Source records
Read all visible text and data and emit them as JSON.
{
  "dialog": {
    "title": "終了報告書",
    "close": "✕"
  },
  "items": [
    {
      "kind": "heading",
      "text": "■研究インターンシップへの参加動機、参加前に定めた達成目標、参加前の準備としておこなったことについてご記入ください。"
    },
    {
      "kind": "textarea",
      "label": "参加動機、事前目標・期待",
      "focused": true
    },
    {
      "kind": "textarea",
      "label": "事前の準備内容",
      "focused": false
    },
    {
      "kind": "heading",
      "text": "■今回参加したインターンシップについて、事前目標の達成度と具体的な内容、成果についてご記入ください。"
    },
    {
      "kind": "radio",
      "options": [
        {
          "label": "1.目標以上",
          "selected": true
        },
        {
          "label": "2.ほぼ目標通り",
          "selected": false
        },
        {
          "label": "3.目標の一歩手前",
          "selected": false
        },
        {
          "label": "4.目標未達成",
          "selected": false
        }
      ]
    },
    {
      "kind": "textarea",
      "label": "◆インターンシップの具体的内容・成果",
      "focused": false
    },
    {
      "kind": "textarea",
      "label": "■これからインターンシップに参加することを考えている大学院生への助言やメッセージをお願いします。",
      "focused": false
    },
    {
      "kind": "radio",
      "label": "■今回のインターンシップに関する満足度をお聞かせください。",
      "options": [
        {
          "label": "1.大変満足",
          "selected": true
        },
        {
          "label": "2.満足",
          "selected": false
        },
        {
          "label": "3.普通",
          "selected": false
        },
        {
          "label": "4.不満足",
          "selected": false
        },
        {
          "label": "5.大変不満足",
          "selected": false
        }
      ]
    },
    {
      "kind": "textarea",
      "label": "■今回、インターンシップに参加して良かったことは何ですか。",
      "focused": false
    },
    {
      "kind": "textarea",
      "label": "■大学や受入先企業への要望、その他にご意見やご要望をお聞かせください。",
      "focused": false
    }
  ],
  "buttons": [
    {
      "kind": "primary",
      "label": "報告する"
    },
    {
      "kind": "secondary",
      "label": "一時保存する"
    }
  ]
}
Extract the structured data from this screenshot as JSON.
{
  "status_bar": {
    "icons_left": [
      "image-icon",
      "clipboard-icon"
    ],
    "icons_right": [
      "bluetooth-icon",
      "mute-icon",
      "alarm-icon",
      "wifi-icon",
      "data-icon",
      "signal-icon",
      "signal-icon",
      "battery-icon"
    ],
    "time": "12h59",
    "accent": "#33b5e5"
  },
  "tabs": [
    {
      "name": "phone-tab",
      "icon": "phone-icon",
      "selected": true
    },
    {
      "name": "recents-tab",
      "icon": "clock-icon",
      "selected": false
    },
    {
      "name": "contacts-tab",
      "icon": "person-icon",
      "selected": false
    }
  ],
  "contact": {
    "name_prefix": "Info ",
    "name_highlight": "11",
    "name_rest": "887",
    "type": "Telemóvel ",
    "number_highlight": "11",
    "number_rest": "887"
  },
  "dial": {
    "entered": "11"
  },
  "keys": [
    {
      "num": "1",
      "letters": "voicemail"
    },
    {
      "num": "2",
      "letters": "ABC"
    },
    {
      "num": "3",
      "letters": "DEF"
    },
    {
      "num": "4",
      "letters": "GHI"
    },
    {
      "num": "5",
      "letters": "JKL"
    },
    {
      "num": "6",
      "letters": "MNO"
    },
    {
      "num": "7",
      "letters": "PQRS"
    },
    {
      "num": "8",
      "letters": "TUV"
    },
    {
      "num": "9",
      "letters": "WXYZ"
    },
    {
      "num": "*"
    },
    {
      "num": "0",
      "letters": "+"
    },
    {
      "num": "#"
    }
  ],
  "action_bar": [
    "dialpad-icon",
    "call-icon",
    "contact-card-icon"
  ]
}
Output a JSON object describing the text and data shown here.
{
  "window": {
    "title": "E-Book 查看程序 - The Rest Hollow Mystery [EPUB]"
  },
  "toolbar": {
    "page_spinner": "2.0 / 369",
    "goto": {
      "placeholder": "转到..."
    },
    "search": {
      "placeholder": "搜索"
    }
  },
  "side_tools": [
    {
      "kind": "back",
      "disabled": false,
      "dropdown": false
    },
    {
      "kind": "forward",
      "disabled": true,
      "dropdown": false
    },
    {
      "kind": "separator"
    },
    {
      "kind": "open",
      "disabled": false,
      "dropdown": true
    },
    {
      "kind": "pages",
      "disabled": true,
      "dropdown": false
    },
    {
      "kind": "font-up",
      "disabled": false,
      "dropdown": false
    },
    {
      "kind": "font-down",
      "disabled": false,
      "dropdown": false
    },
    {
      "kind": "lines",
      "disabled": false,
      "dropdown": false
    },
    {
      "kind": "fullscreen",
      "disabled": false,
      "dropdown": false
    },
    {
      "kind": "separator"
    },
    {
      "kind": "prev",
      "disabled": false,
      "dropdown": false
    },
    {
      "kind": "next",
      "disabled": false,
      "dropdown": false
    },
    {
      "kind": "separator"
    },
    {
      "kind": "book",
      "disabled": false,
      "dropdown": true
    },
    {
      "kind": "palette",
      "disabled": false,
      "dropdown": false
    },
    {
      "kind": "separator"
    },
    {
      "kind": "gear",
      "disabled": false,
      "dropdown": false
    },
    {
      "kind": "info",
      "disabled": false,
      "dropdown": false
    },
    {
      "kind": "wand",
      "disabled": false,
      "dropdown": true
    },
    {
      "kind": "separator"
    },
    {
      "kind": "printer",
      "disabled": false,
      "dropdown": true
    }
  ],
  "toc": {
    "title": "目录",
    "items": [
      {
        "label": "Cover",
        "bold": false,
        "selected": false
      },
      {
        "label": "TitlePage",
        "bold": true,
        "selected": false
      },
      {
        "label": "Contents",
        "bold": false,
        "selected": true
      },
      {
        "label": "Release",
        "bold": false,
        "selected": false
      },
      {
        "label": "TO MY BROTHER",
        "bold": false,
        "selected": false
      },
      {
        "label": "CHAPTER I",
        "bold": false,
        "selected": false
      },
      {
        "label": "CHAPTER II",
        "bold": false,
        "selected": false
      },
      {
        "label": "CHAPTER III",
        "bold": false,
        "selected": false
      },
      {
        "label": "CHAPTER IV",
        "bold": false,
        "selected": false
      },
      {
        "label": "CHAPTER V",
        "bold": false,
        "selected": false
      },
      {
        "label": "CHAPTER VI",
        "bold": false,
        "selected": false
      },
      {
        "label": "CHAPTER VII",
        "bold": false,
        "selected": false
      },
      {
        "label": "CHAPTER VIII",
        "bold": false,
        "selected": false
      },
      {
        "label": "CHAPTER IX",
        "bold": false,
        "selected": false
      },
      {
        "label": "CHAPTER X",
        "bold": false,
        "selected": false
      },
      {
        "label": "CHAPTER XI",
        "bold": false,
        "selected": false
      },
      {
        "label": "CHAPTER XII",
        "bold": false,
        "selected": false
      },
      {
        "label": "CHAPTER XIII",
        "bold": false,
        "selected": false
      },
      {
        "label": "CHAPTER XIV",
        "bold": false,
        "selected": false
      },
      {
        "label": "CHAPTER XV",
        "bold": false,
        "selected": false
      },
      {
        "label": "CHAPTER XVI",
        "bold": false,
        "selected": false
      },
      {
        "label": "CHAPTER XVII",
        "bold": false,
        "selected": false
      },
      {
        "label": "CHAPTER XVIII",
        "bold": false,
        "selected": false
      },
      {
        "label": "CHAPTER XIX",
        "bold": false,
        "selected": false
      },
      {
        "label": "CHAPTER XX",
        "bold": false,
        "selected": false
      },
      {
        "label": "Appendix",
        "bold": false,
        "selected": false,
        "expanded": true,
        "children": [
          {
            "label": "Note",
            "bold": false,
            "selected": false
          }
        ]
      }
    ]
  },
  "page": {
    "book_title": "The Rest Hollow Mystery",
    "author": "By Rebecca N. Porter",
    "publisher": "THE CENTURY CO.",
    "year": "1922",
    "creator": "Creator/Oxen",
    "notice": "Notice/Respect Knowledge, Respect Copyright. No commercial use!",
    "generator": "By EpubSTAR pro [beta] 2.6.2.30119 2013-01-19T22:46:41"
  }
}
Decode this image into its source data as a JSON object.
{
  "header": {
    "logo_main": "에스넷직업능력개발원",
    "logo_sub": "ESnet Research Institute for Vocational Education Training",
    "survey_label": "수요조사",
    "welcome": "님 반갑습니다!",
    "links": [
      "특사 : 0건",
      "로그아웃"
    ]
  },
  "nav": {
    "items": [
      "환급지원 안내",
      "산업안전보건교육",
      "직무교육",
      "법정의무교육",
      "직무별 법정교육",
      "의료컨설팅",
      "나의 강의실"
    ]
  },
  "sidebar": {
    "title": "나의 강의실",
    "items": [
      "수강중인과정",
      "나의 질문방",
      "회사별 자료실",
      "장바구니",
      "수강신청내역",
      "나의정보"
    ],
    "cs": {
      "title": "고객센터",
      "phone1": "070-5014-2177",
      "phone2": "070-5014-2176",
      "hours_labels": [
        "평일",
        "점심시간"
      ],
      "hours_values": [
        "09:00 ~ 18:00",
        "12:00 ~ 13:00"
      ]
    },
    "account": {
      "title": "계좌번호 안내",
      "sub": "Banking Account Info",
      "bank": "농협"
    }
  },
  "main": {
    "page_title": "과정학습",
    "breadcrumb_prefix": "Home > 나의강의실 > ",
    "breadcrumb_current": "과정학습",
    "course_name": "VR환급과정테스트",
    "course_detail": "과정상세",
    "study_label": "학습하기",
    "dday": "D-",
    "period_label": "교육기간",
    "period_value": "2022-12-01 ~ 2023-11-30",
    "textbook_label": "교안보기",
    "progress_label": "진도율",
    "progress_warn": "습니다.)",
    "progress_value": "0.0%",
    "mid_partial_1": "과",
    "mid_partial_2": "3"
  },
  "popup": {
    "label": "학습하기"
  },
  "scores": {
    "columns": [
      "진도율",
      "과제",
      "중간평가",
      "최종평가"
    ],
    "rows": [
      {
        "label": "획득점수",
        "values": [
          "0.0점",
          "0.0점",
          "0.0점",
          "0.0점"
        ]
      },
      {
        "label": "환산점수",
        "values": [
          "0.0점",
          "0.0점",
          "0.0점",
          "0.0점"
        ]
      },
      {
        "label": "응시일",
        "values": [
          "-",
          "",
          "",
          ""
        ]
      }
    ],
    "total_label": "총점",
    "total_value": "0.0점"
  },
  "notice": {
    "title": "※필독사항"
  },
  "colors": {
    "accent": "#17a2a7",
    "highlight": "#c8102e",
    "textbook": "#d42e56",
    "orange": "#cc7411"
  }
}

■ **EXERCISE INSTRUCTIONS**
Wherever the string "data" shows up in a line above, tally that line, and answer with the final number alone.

■ **REPLY**
5